Source: David Mihm, ‘Local Search: Shiny Objects may be Closer than They Appear

If you are a storefront-oriented business, you probably do not need to be told this twice, but what if you are not. Are you a B2B software provider? Or a professional services company? How do you fare with local office results and better yet relevant calls to action for the market. Increasingly, the search providers are opening up listings and advertisements to feature call and chat buttons to initiate contact directly from the search results.

4. Re-imagine your customer journey to span all device touch-points.

Rather than optimizing your channels for the customers you have today, focus on the customers of tomorrow.
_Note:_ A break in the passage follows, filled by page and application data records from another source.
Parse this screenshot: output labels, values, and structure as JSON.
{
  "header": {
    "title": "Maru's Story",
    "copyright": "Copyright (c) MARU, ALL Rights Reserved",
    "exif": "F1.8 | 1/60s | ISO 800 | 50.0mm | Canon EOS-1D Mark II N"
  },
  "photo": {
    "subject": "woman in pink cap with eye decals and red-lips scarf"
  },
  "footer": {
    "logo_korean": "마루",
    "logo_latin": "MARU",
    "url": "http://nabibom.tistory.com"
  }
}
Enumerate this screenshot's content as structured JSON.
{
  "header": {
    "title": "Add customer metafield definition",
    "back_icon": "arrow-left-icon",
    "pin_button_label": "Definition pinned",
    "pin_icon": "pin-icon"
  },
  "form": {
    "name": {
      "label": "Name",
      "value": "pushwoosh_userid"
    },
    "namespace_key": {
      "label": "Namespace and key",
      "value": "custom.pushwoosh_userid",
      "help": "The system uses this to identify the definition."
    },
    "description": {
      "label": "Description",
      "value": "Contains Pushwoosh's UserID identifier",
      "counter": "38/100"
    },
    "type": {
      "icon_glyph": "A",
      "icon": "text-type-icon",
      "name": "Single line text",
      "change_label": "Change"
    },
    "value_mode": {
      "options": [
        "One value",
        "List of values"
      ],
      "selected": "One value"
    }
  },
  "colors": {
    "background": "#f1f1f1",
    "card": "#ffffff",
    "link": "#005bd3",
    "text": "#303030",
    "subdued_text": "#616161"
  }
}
Earlier we covered deep linking, and its ability to surface your mobile content in search. Take this opportunity to revisit your information architecture in the context of mobile. That is, on what device touch points would you like the customer to experience certain pages of your content.

5. Have a conversation with your community about privacy.

Winning in predictive search will mean finding the right balance of personalization and privacy. Often, the tolerance of individuals is going to vary based on their perceived value of a particular product or service. So, the approach for balancing the two is going to need to be unique in every organization.

To begin, explore the attributes of the channels where you are publishing/participating. Facebook, as an example, operates within the context of your personal social network. Apple, has stated they will not leverage search histories of individuals on their platform. Your business should understand the tradeoffs for sure. Leading organizations will be transparent about data they are collecting and what they are using it for.

Conclusion

It has never been a more exciting time to be a marketer, a content strategist or a software developer. Our new generation of personal assistants can be a threat or an opportunity. I like the idea of having the robots deal with the more mundane tasks of finding information. This allows knowledge workers to focus on curation, categorization and analysis.To realize the opportunity, organizations should begin a new phase of learning and development with mobile and web technologies. Those who take this opportunity to retool their business for mobile-first will stand to be the winners of the next generation of content discovery.

Many thanks to the work of Tom Anthony, David Mihm, Cindy Krum, Richard Cotton and others who have given conference talks or reporting upon which this work is based.

Related reading

A number of the topics referenced herein are deeply technical in and of themselves so I have offered links to some further reading for those so inclined. Some pieces which inspired aspects of this article and some presumably developed in parallel are available on the accompanying Pinterest board.


Originally published at www.thoughtworks.com on September 23, 2015.